═══ Material shown

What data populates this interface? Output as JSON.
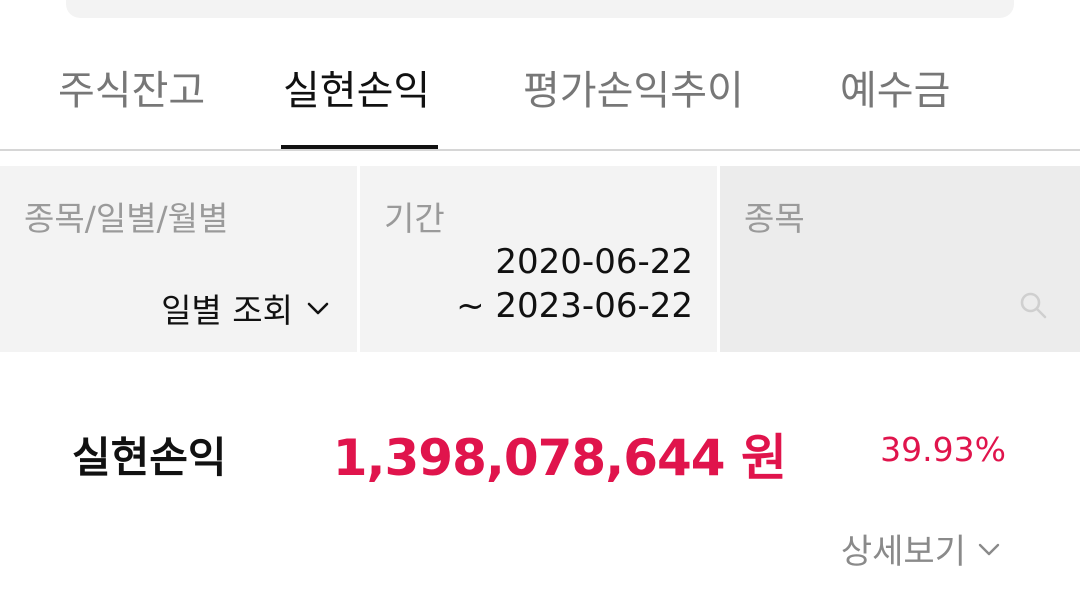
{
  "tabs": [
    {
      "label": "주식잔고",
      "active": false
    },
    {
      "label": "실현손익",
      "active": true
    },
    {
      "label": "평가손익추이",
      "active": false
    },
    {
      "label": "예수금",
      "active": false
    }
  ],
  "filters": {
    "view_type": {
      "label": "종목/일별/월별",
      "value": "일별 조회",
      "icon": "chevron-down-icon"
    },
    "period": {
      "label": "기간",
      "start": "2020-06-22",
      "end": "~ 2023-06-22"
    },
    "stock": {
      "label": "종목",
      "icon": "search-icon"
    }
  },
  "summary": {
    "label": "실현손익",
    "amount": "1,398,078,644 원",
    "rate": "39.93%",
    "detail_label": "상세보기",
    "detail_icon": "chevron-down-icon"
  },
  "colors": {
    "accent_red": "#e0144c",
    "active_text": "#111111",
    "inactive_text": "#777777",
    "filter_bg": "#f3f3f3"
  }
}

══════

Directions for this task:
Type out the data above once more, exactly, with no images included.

Response box:
What data populates this interface? Output as JSON.
{
  "tabs": [
    {
      "label": "주식잔고",
      "active": false
    },
    {
      "label": "실현손익",
      "active": true
    },
    {
      "label": "평가손익추이",
      "active": false
    },
    {
      "label": "예수금",
      "active": false
    }
  ],
  "filters": {
    "view_type": {
      "label": "종목/일별/월별",
      "value": "일별 조회",
      "icon": "chevron-down-icon"
    },
    "period": {
      "label": "기간",
      "start": "2020-06-22",
      "end": "~ 2023-06-22"
    },
    "stock": {
      "label": "종목",
      "icon": "search-icon"
    }
  },
  "summary": {
    "label": "실현손익",
    "amount": "1,398,078,644 원",
    "rate": "39.93%",
    "detail_label": "상세보기",
    "detail_icon": "chevron-down-icon"
  },
  "colors": {
    "accent_red": "#e0144c",
    "active_text": "#111111",
    "inactive_text": "#777777",
    "filter_bg": "#f3f3f3"
  }
}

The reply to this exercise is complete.